During each insect survey, we performed one-minute observations of 20–30 apple trees in each study block, recording the number of visits made by insects, including bees, flies and beetles, to apple flowers. We repeated these surveys two to three times per day for each block over a two-week period each year.
In Stanthorpe in 2019, some apple growers opened the pitched net seams during apple flowering, in an effort to improve flower visitation by providing an opening for honeybees to move in and out of netted orchards. For each survey we conducted in 2019, we recorded if the overhead net had been opened above the row of surveyed apple trees under pitched nets. We also recorded the height of any nets and the average height of the trees located under the net in order to examine if insect visitation to apple flowers was affected by the amount of overhead space present in netted orchards.

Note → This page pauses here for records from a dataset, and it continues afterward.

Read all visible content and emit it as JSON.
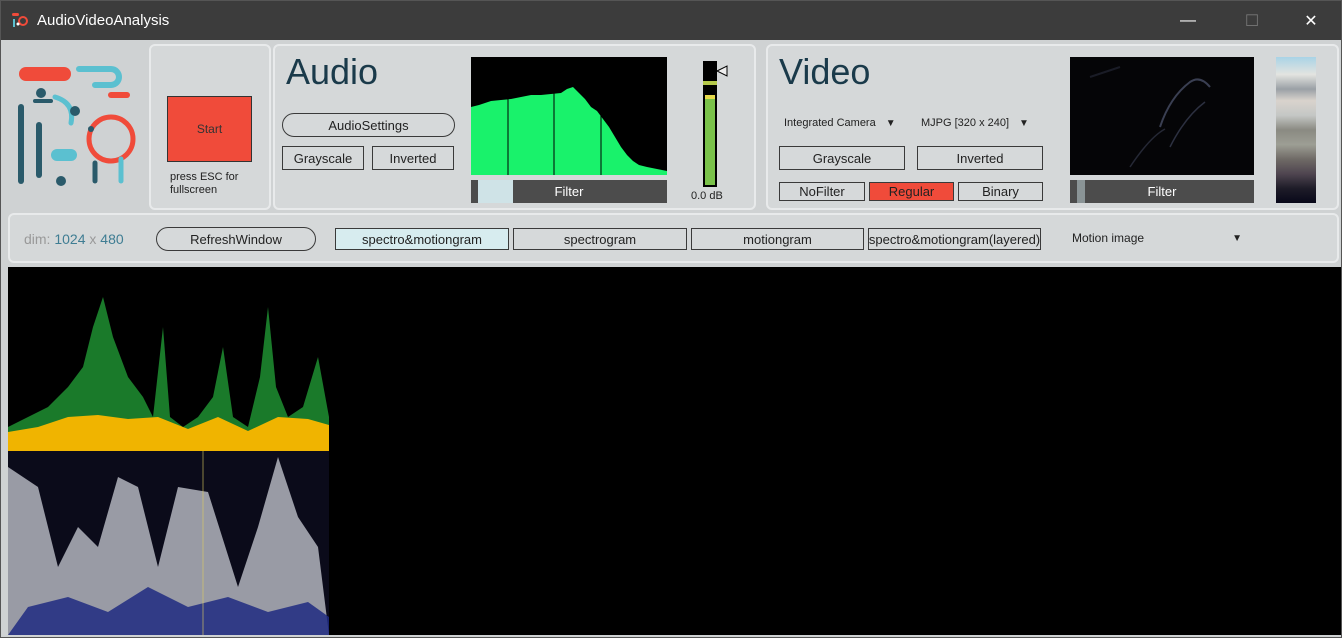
{
  "window": {
    "title": "AudioVideoAnalysis",
    "minimize": "—",
    "maximize": "☐",
    "close": "✕"
  },
  "start": {
    "button": "Start",
    "hint": "press ESC for fullscreen"
  },
  "audio": {
    "title": "Audio",
    "settings_button": "AudioSettings",
    "grayscale": "Grayscale",
    "inverted": "Inverted",
    "filter": "Filter",
    "gain_label": "0.0 dB",
    "spectrum_color": "#19f26b"
  },
  "video": {
    "title": "Video",
    "camera": "Integrated Camera",
    "format": "MJPG [320 x 240]",
    "grayscale": "Grayscale",
    "inverted": "Inverted",
    "nofilter": "NoFilter",
    "regular": "Regular",
    "binary": "Binary",
    "filter": "Filter",
    "active_color": "#f04b3a"
  },
  "toolbar": {
    "dim_label": "dim:",
    "dim_w": "1024",
    "dim_x": "x",
    "dim_h": "480",
    "refresh": "RefreshWindow",
    "tabs": [
      "spectro&motiongram",
      "spectrogram",
      "motiongram",
      "spectro&motiongram(layered)"
    ],
    "mode": "Motion image"
  },
  "colors": {
    "start_button": "#f04b3a",
    "accent_teal": "#4a8a9a"
  }
}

All of the overhead nets we were able to identify in the Stanthorpe region had mesh sizes of less than 6 mm. These tight weaves are likely to act as barriers to movement of honeybees – the main pollinators of apple in the Stanthorpe region. Provision of gaps in nets may facilitate the movement of honeybees and other insects to and from the surrounding environment. Honeybees are likely to benefit from access to alternative forage sources outside the nets, and while this may distract some bees away from orchards, healthier and stronger hives may benefit both growers and beekeepers. Beekeepers may benefit from reduced hive losses while growers may benefit by having reduced loss of worker bees and higher forager numbers, which translates to more bees being available to visit crop flowers.
Over the three years of research, we recorded a total of 4672 insect visits to apple flowers. Honeybees were the most frequent visitors to apple flowers, representing 94 per cent of all visits, with the remainder from a diverse range of native bees, flies, wasps, beetles and ants.
The results of our surveys between 2017–2019 indicate that the presence of orchard netting reduces the visitation rate of insects to apple flowers in comparison to orchards without netting.
We also identified a positive relationship between the overhead clearance gap – the gap between the tops of the apple trees and the maximum height of the nets – and insect visitation to apple flowers. Netted orchards with more space between the tops of the apple trees and the overhead netting received more visits by insects, and this effect increased with more clearance space. Our investigation of the effect of opening overhead rows on insect visitation to apple flowers located under these openings tentatively suggests that this management strategy may increase visitation to apple flowers, however these results need to be repeated in more orchards before we can conclusively say this practice is effective for other orchards and is consistent between years.
This study also suggests that limiting tree height to have a clear gap under netted orchards may increase pollinating insect activity. We have yet to understand the mechanism behind this finding but having a clear space above trees may enable bees and other insects to more easily navigate their way across orchard blocks. Identifying effective orchard management practices that increase insect visitation rates to crop flowers is an important goal towards securing pollination services to agriculture. These activities will not only benefit growers, but also beekeepers and the wild insects that have an essential role in pollinating other crops and native plants.